What projects are you working on right now?
I’m really focused at the moment on publishing my first manuscript, but also trying to nurture the beginnings of a second poetry manuscript in the meantime. I really want to write more specifically about class and labor, and think that will be the focus of my next book-length project. I’m currently writing a poem about a plant called “Love Grass” and a poem about trivial pursuit cards. Maybe there’s a short story collection on the horizon (?), but I’m not making any promises!
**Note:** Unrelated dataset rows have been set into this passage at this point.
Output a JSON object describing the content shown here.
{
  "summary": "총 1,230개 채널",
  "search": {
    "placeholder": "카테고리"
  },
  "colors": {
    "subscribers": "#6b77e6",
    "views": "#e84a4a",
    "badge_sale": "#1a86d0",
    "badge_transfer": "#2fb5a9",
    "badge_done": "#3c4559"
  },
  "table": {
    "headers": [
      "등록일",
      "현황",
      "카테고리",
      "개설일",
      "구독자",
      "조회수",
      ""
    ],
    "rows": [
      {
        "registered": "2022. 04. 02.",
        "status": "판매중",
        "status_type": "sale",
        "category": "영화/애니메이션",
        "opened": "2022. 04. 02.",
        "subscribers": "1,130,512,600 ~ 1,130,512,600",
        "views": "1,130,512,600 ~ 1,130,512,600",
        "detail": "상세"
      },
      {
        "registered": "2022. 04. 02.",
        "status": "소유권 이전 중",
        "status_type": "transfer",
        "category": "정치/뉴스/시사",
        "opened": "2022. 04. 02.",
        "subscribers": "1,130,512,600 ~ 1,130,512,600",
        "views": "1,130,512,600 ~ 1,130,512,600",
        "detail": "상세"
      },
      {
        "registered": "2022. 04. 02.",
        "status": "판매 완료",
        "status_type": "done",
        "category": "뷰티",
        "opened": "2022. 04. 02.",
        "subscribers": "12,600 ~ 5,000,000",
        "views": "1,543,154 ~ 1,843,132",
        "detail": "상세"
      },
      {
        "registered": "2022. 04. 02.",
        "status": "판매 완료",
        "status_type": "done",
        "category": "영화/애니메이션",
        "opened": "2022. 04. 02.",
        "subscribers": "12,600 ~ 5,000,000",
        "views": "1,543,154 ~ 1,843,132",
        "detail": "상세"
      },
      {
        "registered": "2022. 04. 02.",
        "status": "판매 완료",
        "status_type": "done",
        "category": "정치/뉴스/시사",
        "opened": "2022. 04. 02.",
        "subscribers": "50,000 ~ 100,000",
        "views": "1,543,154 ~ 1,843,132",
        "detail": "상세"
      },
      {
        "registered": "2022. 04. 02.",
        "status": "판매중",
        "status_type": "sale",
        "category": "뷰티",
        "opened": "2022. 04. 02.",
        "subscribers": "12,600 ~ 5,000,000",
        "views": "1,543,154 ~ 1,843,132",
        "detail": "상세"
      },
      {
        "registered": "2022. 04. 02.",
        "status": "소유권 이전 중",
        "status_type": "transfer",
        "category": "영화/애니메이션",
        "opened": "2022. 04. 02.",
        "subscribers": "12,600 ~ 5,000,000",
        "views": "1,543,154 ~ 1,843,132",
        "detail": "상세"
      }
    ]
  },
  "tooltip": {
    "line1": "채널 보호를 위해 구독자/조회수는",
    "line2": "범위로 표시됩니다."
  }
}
Finally, I’ve been writing a lot of articles recently for the Minnesota Women’s Press and for the Birchbark Native Arts newsletter, writing profiles and interviews of contemporary artists.
I will be teaching and facilitating a few classes and events at The Loft this coming year, including both a summer adult class on writing place and a youth class on writing climate change. I’ll be moderating the Wordplay Festival panel Tending The Earth with writers Kazim Ali, Diane Wilson, and Moheb Soliman. I’ll also be facilitating a short workshop on submitting writing to literary magazines for the Loft Wordsmith festival this fall — times and dates (and meeting method) TBD!
Halee Kirkwood, a 2019-2020 Loft Mentor Series Fellow, received their MFA from Hamline University. Their work has been published in Lunch Ticket, Muzzle Magazine, The Under Review, Cream City Review, and others. Kirkwood was an inaugural teaching fellow for the 2019 Desert Nights, Rising Stars Writing Conference at Arizona State University, and their mini-chapbook, Exorcising the Catalogue, was published in 2018 with Rinky Dink Press. You can learn more about their work at their website.